CVS has come under fire for asking employees covered under the company’s health care plan to disclose a range of personal information — from their weight to glucose levels — or face a financial penalty. But that company is far from the only one pushing workers to reveal detailed medical information.
As health care costs tick up and employers rush to comply with new requirements tied to President Obama's Affordable Care Act, many companies are asking their workers (and in some cases, workers' spouses) to undergo rigorous health care screenings aimed at encouraging healthier living — and boosting the company’s bottom line.
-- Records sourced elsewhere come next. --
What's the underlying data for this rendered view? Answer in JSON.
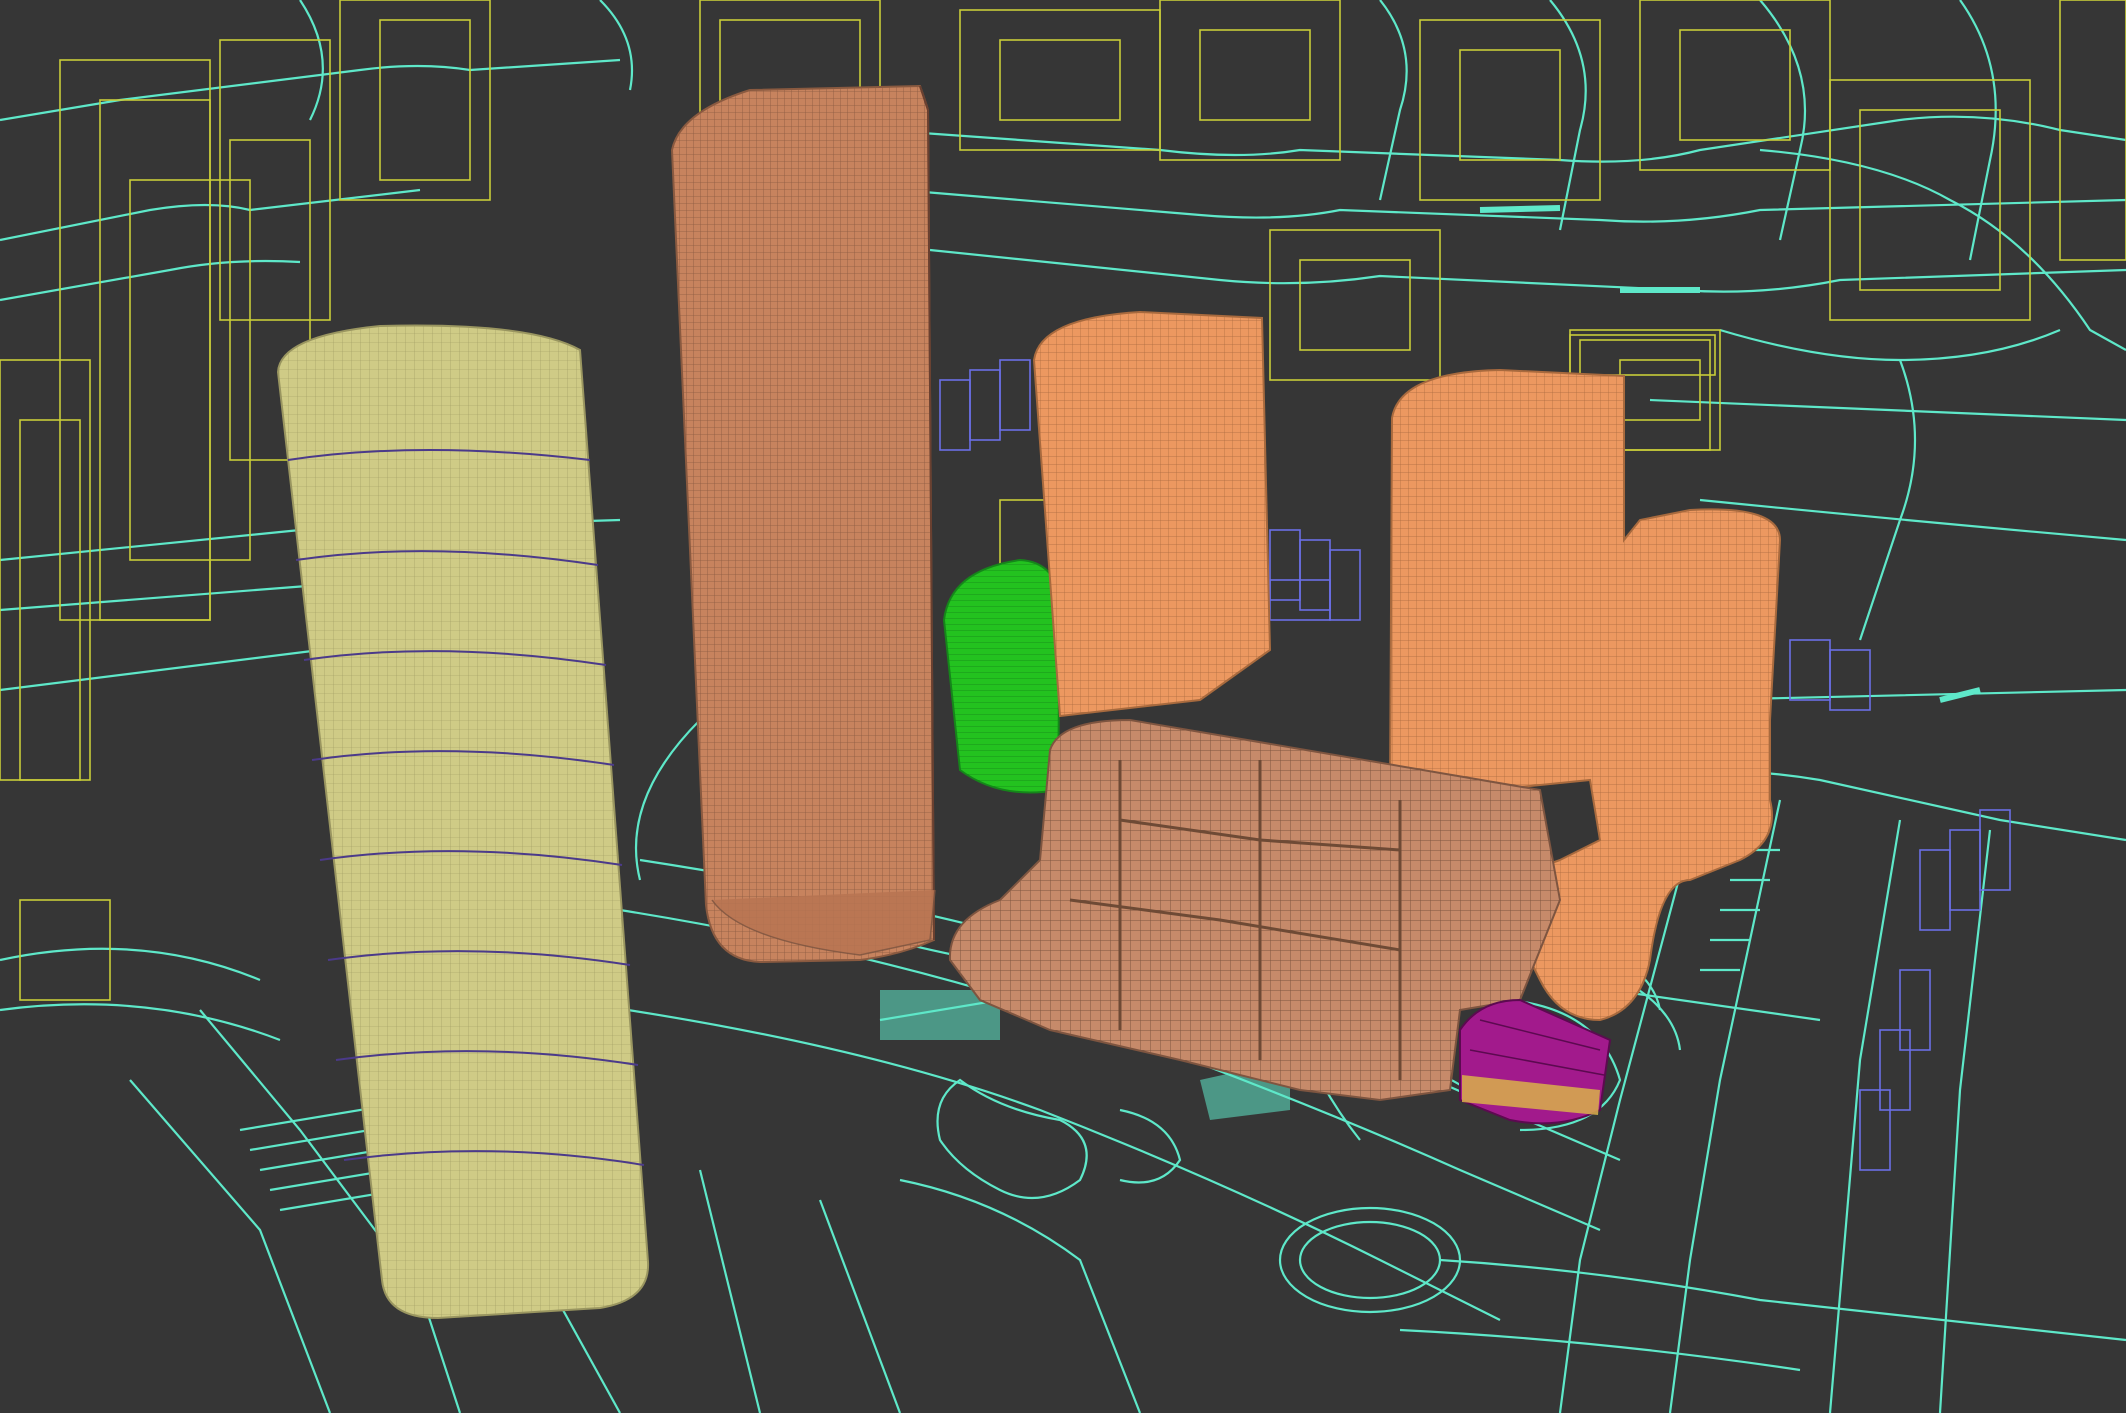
{
  "scene": {
    "kind": "3d-wireframe-viewport",
    "background_color": "#363636",
    "colors": {
      "road_lines": "#5ee8c9",
      "context_buildings": "#c8cc3a",
      "pale_tower": "#cfcb86",
      "main_tower": "#c7835e",
      "orange_towers": "#ec9860",
      "podium": "#c68a6a",
      "green_canopy": "#23c21f",
      "magenta_pavilion": "#a21a8c",
      "blue_blocks": "#6b6fe6"
    },
    "objects": [
      {
        "name": "pale-yellow-tower",
        "color_key": "pale_tower"
      },
      {
        "name": "tall-salmon-tower",
        "color_key": "main_tower"
      },
      {
        "name": "orange-tower-middle",
        "color_key": "orange_towers"
      },
      {
        "name": "orange-tower-right",
        "color_key": "orange_towers"
      },
      {
        "name": "podium-complex",
        "color_key": "podium"
      },
      {
        "name": "green-canopy",
        "color_key": "green_canopy"
      },
      {
        "name": "magenta-pavilion",
        "color_key": "magenta_pavilion"
      },
      {
        "name": "blue-block-clusters",
        "color_key": "blue_blocks"
      },
      {
        "name": "context-buildings",
        "color_key": "context_buildings"
      },
      {
        "name": "road-network",
        "color_key": "road_lines"
      }
    ]
  }
}
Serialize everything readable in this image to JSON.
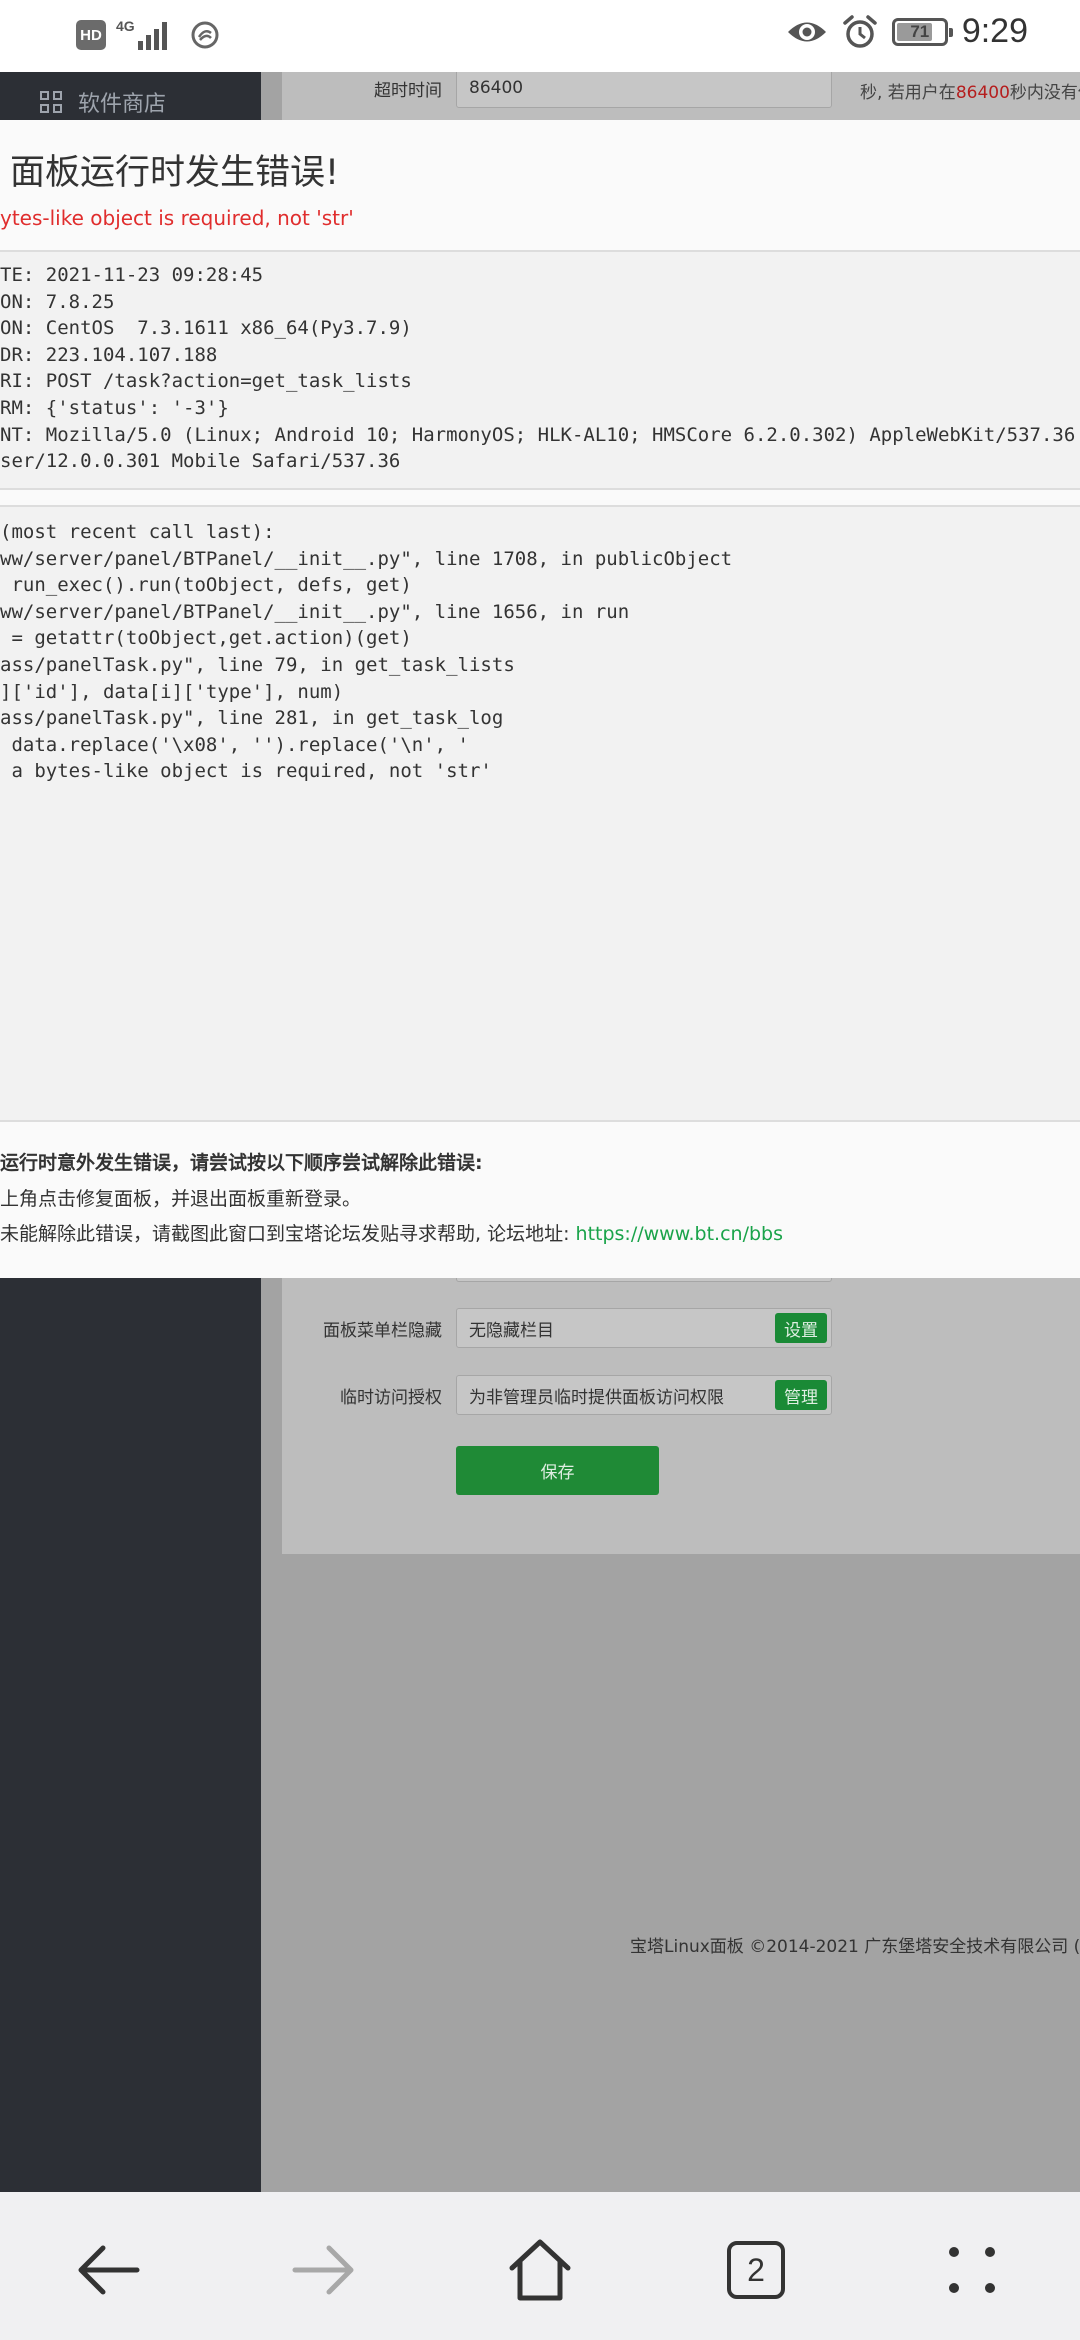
{
  "status_bar": {
    "hd_label": "HD",
    "network_label": "4G",
    "battery_level": "71",
    "time": "9:29",
    "icons": [
      "hd-icon",
      "signal-icon",
      "app-notification-icon",
      "eye-icon",
      "alarm-icon",
      "battery-icon"
    ]
  },
  "sidebar": {
    "items": [
      {
        "label": "软件商店",
        "icon": "grid-icon"
      }
    ]
  },
  "settings": {
    "timeout_label": "超时时间",
    "timeout_value": "86400",
    "timeout_hint_pre": "秒, 若用户在",
    "timeout_hint_value": "86400",
    "timeout_hint_post": "秒内没有任",
    "menu_hide_label": "面板菜单栏隐藏",
    "menu_hide_value": "无隐藏栏目",
    "menu_hide_button": "设置",
    "temp_access_label": "临时访问授权",
    "temp_access_value": "为非管理员临时提供面板访问权限",
    "temp_access_button": "管理",
    "save_button": "保存"
  },
  "footer": {
    "copyright": "宝塔Linux面板 ©2014-2021 广东堡塔安全技术有限公司 (b"
  },
  "error_dialog": {
    "title": "面板运行时发生错误!",
    "subtitle": "ytes-like object is required, not 'str'",
    "info_lines": [
      "TE: 2021-11-23 09:28:45",
      "ON: 7.8.25",
      "ON: CentOS  7.3.1611 x86_64(Py3.7.9)",
      "DR: 223.104.107.188",
      "RI: POST /task?action=get_task_lists",
      "RM: {'status': '-3'}",
      "NT: Mozilla/5.0 (Linux; Android 10; HarmonyOS; HLK-AL10; HMSCore 6.2.0.302) AppleWebKit/537.36 (",
      "ser/12.0.0.301 Mobile Safari/537.36"
    ],
    "trace_lines": [
      "(most recent call last):",
      "ww/server/panel/BTPanel/__init__.py\", line 1708, in publicObject",
      " run_exec().run(toObject, defs, get)",
      "ww/server/panel/BTPanel/__init__.py\", line 1656, in run",
      " = getattr(toObject,get.action)(get)",
      "ass/panelTask.py\", line 79, in get_task_lists",
      "]['id'], data[i]['type'], num)",
      "ass/panelTask.py\", line 281, in get_task_log",
      " data.replace('\\x08', '').replace('\\n', '",
      "",
      " a bytes-like object is required, not 'str'"
    ],
    "help_title": "运行时意外发生错误，请尝试按以下顺序尝试解除此错误:",
    "help_step1": "上角点击修复面板，并退出面板重新登录。",
    "help_step2": "未能解除此错误，请截图此窗口到宝塔论坛发贴寻求帮助, 论坛地址: ",
    "forum_url": "https://www.bt.cn/bbs"
  },
  "nav_bar": {
    "tab_count": "2",
    "icons": [
      "back-arrow-icon",
      "forward-arrow-icon",
      "home-icon",
      "tabs-icon",
      "more-icon"
    ]
  }
}
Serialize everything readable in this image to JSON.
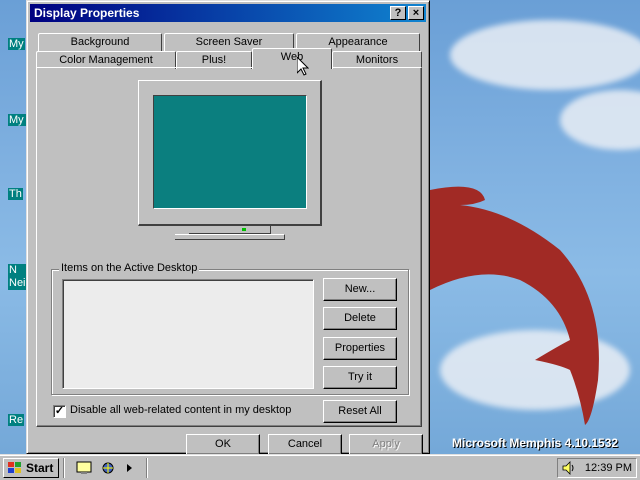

CVS Caremark introduced the health screening this year, and fines employees $600 if they don't comply. When news of the screening came out this week, the company was slammed on social media. But CVS isn't alone in using money to encourage employees to stay fit or aware of their health.
At Home Depot, for example, workers covered by the company insurance plan are encouraged to fill out on an online questionnaire and take a “hidden health risk screening” that measures their waistline, triglycerides, HDL cholesterol, blood pressure and glucose levels. They're also given targets: Women should aim for a waistline under 35 inches, while men should try to stay below 40 inches. While no one is required to participate, those who do (regardless of whether or not they hit their targets) can earn an extra $25 every two weeks. Spouses covered by the plan can also participate.
Some companies use data gathered from these tests to drive decision-making about the sort of health services they provide their employees, while others use it for targeted outreach, said Julie Stone, a senior consultant at Towers Watson.
If a person is significantly overweight, for example, he or she may receive information about weight loss programs.
The idea is that employees, inspired either by the promise of extra cash or the threat of losing cash, will work harder to be healthier. And healthier employees are both more efficient and cost the company less money.
While health care costs have always been an important consideration for executives, they've become an even bigger priority since the Supreme Court upheld the president's health care overhaul law last year. In 2018, a provision of the law will kick in that taxes companies 40% for any coverage that exceeds a certain threshold — $10,200 for individuals or $27,500 for families each per year.
To avoid the tax, employers are encouraging their workers to lead healthier lifestyles, and are asking them to pay more for their health coverage.
“I absolutely believe that’s one of the root drivers for more of these companies looking at [health screenings] now,” said Stone. “It’s a really steep tax … I don’t know a single CFO who would say, ‘Sure, I’ll pay that tax, no problem.'”
More than two-thirds of employers already offer financial rewards to encourage workers to participate in health and wellness programs, according to a survey released earlier this year by Towers Watson/National Business Group on Health. Sixteen percent of the 583 employers polled said their companies use rewards or penalties to gather specific biometric information from their workers, and another 31 percent said that they were considering implementing such a strategy for 2014.
Companies emphasize that medical data collected during these screenings is intended to improve employee health and not to make employment decisions, though privacy advocates are wary.
Home Depot, which describes its health program as "win/win," assures employees in a health guide posted to its website that the company "will not have access to your results and your results will have no effect on your employment or your medical coverage."
CVS Caremark said in a statement that "all personal health data from these screenings are collected and reviewed by a third party administrator" and that the data "is never shared with CVS Caremark."
Dr. Deborah Peel, the founder of Patient Privacy Rights, expressed doubts about CVS's assurances.
"There's no chain of custody for health data," she told the Boston Herald. "So there's no way to verify that they don't really look at it."